:: Task description ::
Find every line below with the string "amount" and pick it out.

:: Data extracts ::

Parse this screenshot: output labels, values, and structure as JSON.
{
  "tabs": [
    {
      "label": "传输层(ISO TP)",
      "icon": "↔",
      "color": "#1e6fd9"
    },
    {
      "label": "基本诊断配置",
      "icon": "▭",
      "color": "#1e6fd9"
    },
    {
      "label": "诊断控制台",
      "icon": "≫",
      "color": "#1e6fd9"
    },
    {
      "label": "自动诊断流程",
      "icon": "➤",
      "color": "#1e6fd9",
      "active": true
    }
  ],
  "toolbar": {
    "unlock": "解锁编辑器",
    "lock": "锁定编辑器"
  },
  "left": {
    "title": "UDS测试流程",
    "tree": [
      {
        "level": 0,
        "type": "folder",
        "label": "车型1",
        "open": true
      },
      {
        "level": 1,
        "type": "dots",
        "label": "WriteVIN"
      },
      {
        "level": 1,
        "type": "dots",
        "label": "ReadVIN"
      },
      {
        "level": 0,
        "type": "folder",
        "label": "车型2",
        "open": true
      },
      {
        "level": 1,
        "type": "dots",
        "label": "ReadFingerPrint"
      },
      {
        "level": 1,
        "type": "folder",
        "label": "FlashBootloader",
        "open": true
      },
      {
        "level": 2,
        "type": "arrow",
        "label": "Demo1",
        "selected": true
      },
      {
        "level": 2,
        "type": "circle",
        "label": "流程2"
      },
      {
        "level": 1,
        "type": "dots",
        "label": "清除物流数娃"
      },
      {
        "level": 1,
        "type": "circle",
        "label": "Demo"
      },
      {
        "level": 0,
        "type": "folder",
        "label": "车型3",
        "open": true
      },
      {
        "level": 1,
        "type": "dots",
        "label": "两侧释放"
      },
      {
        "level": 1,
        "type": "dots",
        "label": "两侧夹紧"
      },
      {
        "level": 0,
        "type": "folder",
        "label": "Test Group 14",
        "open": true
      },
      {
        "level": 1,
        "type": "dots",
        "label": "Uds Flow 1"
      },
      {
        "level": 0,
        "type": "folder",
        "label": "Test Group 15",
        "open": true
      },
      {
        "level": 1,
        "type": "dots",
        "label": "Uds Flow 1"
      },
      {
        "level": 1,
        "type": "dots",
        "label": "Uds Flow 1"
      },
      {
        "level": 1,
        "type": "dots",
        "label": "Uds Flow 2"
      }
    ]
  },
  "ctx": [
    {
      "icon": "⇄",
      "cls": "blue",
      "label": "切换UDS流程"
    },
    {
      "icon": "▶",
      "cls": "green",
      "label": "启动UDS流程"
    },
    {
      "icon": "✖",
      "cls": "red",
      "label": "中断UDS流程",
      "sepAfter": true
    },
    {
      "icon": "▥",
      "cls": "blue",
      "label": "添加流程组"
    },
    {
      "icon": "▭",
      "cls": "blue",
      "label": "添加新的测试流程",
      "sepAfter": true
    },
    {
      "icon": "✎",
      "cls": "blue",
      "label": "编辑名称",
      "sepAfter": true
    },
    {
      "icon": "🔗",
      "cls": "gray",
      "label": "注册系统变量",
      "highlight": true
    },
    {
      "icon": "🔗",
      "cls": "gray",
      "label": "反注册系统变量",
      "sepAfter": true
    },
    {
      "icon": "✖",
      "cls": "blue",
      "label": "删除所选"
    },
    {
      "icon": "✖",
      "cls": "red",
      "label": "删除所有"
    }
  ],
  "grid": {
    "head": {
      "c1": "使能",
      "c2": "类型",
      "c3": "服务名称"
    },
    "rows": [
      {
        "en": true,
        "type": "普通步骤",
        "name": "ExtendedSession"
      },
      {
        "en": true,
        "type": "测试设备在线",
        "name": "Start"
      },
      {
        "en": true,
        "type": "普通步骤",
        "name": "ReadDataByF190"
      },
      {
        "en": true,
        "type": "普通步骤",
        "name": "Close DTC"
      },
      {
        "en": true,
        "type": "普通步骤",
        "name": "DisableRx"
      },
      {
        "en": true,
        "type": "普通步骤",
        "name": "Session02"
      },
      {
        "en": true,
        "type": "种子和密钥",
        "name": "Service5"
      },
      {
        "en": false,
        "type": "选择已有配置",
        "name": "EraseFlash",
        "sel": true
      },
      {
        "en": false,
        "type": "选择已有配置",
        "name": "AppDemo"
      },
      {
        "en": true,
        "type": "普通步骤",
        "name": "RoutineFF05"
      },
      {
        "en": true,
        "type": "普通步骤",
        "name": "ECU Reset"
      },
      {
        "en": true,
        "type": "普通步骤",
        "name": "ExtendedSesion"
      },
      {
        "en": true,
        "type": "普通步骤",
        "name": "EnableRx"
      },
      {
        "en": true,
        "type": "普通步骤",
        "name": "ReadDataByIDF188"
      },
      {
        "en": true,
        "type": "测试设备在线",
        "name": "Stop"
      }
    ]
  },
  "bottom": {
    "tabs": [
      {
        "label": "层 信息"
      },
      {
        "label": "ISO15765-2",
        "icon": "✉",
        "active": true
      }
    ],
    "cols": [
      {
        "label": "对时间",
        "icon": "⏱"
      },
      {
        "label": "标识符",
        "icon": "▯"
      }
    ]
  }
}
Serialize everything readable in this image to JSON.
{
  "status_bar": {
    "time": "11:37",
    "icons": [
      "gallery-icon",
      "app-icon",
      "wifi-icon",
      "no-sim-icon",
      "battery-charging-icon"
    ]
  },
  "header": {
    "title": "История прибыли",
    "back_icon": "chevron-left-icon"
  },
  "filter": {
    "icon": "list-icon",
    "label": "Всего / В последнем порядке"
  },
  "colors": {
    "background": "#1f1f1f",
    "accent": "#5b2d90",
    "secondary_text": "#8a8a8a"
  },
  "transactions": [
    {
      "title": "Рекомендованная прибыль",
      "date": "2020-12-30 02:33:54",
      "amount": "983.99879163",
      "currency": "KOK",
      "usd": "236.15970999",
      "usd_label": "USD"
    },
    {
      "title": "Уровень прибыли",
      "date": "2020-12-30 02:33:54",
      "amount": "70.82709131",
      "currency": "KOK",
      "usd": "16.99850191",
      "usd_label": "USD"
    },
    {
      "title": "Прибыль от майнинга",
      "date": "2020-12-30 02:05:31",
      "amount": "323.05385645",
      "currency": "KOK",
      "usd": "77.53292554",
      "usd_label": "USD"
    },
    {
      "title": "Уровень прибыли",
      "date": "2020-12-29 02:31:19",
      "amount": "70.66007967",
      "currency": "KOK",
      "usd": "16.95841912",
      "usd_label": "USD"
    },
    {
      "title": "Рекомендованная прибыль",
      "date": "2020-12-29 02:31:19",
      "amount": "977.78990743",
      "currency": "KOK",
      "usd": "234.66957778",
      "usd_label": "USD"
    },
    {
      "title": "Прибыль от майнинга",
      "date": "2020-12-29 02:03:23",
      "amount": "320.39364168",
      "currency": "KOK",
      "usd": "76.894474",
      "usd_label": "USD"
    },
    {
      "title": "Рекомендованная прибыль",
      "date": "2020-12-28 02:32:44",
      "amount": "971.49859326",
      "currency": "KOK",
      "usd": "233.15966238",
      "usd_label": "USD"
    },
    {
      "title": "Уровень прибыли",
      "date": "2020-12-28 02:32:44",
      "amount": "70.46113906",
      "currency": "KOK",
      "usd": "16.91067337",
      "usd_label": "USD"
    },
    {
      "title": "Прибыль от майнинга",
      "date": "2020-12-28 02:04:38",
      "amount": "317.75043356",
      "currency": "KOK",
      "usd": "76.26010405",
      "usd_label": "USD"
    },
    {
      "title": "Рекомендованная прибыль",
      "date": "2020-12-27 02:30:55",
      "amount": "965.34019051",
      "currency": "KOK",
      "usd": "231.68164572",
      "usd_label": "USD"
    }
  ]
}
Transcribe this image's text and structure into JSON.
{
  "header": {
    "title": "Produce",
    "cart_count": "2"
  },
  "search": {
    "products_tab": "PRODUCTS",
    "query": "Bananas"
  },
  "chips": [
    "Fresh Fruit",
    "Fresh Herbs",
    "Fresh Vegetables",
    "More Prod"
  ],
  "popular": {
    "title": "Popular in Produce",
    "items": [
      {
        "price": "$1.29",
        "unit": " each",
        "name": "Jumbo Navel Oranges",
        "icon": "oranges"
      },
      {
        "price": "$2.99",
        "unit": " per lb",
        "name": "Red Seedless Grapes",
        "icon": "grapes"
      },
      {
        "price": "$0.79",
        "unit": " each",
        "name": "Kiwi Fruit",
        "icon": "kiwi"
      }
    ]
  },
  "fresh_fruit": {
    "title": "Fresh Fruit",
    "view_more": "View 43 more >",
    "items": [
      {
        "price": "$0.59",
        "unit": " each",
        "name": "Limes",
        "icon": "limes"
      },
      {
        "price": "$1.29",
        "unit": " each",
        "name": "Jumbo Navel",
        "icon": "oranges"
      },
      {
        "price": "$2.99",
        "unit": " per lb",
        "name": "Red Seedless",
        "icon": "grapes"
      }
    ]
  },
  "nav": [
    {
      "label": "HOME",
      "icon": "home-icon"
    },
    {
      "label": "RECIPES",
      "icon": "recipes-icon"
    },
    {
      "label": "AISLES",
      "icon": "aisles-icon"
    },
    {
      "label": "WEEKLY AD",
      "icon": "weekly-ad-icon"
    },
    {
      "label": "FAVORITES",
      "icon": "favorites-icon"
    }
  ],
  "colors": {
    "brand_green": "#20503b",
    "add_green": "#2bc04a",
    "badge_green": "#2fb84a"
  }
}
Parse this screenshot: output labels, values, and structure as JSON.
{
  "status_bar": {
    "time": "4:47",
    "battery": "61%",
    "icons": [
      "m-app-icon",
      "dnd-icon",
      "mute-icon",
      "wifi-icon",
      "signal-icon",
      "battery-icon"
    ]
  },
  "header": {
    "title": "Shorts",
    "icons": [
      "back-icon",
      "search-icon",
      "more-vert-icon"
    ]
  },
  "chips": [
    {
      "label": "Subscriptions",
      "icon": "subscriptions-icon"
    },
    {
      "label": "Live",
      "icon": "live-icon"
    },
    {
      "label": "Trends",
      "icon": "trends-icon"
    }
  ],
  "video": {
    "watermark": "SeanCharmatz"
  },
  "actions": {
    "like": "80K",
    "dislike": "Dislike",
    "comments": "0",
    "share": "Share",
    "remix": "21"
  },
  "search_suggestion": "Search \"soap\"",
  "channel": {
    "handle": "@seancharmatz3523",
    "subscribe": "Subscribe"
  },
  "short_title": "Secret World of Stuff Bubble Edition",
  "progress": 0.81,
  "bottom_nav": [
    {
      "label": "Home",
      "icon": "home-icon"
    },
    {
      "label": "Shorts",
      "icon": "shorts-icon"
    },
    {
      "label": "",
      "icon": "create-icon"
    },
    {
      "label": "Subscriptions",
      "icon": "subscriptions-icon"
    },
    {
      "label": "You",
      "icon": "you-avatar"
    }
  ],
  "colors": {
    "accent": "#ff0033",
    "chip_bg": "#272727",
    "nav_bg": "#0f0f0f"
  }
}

:: Expected answer ::
      "amount": "983.99879163",
      "amount": "70.82709131",
      "amount": "323.05385645",
      "amount": "70.66007967",
      "amount": "977.78990743",
      "amount": "320.39364168",
      "amount": "971.49859326",
      "amount": "70.46113906",
      "amount": "317.75043356",
      "amount": "965.34019051",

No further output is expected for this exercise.